An exact copy of the entries is required, with every image omitted.

● SUPPLIED MATERIAL:

────────

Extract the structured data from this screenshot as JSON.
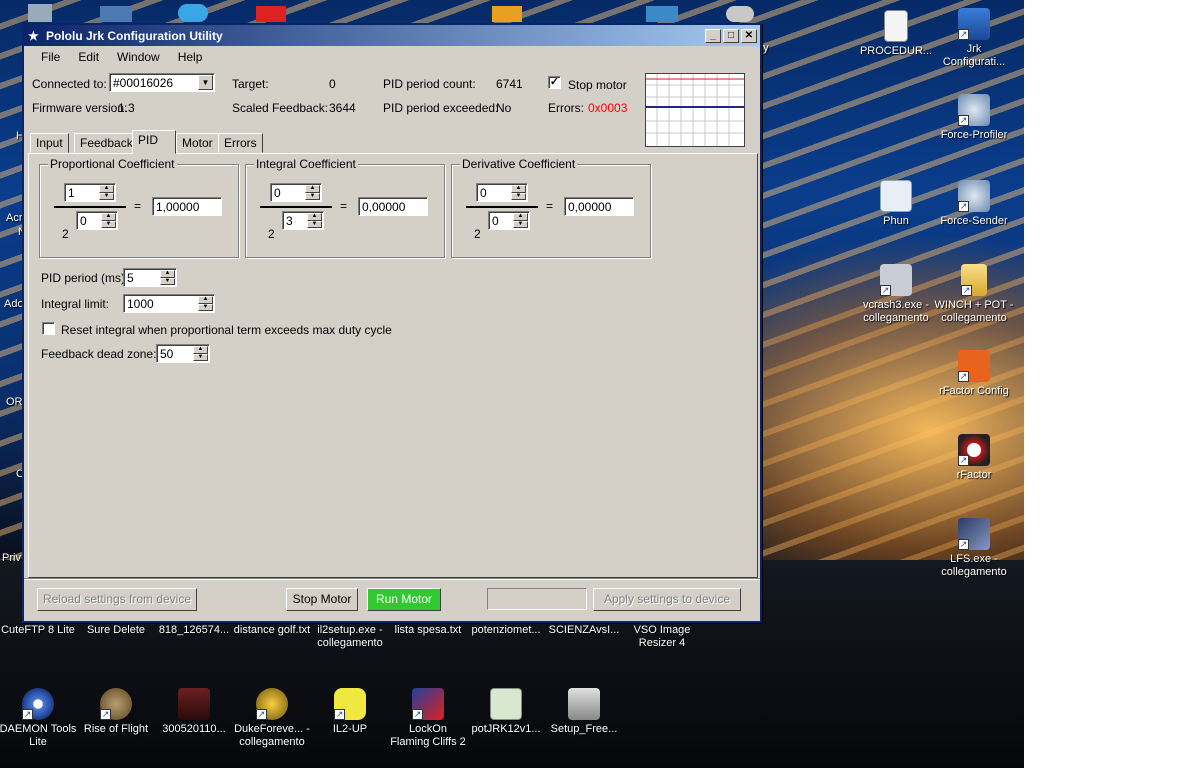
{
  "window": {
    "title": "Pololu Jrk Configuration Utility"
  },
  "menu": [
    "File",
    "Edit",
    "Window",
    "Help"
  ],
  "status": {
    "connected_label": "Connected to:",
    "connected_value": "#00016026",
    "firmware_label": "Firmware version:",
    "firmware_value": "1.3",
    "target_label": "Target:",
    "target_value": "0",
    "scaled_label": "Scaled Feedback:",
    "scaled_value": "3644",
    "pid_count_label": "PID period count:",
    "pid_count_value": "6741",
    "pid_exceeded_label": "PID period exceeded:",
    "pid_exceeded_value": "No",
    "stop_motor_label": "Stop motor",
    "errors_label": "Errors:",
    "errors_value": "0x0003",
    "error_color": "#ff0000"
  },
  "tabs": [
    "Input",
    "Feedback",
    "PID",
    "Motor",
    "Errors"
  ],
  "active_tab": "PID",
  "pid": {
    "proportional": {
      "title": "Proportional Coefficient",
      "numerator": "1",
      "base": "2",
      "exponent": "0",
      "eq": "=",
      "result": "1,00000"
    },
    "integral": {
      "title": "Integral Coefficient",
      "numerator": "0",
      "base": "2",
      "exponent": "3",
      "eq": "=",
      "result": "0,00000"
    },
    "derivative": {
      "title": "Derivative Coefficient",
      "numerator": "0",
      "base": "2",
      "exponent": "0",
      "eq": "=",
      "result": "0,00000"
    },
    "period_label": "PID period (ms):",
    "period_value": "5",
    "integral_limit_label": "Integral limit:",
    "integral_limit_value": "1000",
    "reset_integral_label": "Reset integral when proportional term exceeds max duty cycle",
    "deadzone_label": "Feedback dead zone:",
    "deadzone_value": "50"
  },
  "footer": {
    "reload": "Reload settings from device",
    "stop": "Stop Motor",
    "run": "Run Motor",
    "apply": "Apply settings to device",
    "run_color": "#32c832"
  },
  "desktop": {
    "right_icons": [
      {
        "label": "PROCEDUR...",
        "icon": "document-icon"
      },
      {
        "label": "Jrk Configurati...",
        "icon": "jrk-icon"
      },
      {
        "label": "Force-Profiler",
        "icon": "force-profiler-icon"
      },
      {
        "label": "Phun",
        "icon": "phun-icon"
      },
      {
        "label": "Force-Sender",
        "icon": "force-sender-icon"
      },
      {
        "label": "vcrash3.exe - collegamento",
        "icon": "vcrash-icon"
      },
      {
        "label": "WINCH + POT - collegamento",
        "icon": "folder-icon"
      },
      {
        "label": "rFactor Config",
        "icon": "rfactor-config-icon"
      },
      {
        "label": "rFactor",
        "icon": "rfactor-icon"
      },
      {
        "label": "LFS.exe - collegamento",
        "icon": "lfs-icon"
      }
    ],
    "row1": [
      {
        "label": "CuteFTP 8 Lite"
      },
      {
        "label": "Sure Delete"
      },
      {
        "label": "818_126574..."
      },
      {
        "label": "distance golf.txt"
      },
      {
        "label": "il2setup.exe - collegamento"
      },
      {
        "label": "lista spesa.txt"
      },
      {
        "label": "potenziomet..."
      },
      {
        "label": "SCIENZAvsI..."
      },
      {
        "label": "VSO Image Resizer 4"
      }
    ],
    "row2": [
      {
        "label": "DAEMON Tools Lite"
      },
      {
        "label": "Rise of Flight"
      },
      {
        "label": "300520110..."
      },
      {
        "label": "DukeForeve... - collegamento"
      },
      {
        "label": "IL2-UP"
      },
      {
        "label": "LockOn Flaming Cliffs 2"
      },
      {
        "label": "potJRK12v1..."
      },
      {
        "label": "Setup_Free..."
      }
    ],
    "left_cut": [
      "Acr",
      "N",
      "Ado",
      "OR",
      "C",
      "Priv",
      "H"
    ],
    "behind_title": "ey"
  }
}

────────

● TASK ANSWER:
Extract the structured data from this screenshot as JSON.
{
  "window": {
    "title": "Pololu Jrk Configuration Utility"
  },
  "menu": [
    "File",
    "Edit",
    "Window",
    "Help"
  ],
  "status": {
    "connected_label": "Connected to:",
    "connected_value": "#00016026",
    "firmware_label": "Firmware version:",
    "firmware_value": "1.3",
    "target_label": "Target:",
    "target_value": "0",
    "scaled_label": "Scaled Feedback:",
    "scaled_value": "3644",
    "pid_count_label": "PID period count:",
    "pid_count_value": "6741",
    "pid_exceeded_label": "PID period exceeded:",
    "pid_exceeded_value": "No",
    "stop_motor_label": "Stop motor",
    "errors_label": "Errors:",
    "errors_value": "0x0003",
    "error_color": "#ff0000"
  },
  "tabs": [
    "Input",
    "Feedback",
    "PID",
    "Motor",
    "Errors"
  ],
  "active_tab": "PID",
  "pid": {
    "proportional": {
      "title": "Proportional Coefficient",
      "numerator": "1",
      "base": "2",
      "exponent": "0",
      "eq": "=",
      "result": "1,00000"
    },
    "integral": {
      "title": "Integral Coefficient",
      "numerator": "0",
      "base": "2",
      "exponent": "3",
      "eq": "=",
      "result": "0,00000"
    },
    "derivative": {
      "title": "Derivative Coefficient",
      "numerator": "0",
      "base": "2",
      "exponent": "0",
      "eq": "=",
      "result": "0,00000"
    },
    "period_label": "PID period (ms):",
    "period_value": "5",
    "integral_limit_label": "Integral limit:",
    "integral_limit_value": "1000",
    "reset_integral_label": "Reset integral when proportional term exceeds max duty cycle",
    "deadzone_label": "Feedback dead zone:",
    "deadzone_value": "50"
  },
  "footer": {
    "reload": "Reload settings from device",
    "stop": "Stop Motor",
    "run": "Run Motor",
    "apply": "Apply settings to device",
    "run_color": "#32c832"
  },
  "desktop": {
    "right_icons": [
      {
        "label": "PROCEDUR...",
        "icon": "document-icon"
      },
      {
        "label": "Jrk Configurati...",
        "icon": "jrk-icon"
      },
      {
        "label": "Force-Profiler",
        "icon": "force-profiler-icon"
      },
      {
        "label": "Phun",
        "icon": "phun-icon"
      },
      {
        "label": "Force-Sender",
        "icon": "force-sender-icon"
      },
      {
        "label": "vcrash3.exe - collegamento",
        "icon": "vcrash-icon"
      },
      {
        "label": "WINCH + POT - collegamento",
        "icon": "folder-icon"
      },
      {
        "label": "rFactor Config",
        "icon": "rfactor-config-icon"
      },
      {
        "label": "rFactor",
        "icon": "rfactor-icon"
      },
      {
        "label": "LFS.exe - collegamento",
        "icon": "lfs-icon"
      }
    ],
    "row1": [
      {
        "label": "CuteFTP 8 Lite"
      },
      {
        "label": "Sure Delete"
      },
      {
        "label": "818_126574..."
      },
      {
        "label": "distance golf.txt"
      },
      {
        "label": "il2setup.exe - collegamento"
      },
      {
        "label": "lista spesa.txt"
      },
      {
        "label": "potenziomet..."
      },
      {
        "label": "SCIENZAvsI..."
      },
      {
        "label": "VSO Image Resizer 4"
      }
    ],
    "row2": [
      {
        "label": "DAEMON Tools Lite"
      },
      {
        "label": "Rise of Flight"
      },
      {
        "label": "300520110..."
      },
      {
        "label": "DukeForeve... - collegamento"
      },
      {
        "label": "IL2-UP"
      },
      {
        "label": "LockOn Flaming Cliffs 2"
      },
      {
        "label": "potJRK12v1..."
      },
      {
        "label": "Setup_Free..."
      }
    ],
    "left_cut": [
      "Acr",
      "N",
      "Ado",
      "OR",
      "C",
      "Priv",
      "H"
    ],
    "behind_title": "ey"
  }
}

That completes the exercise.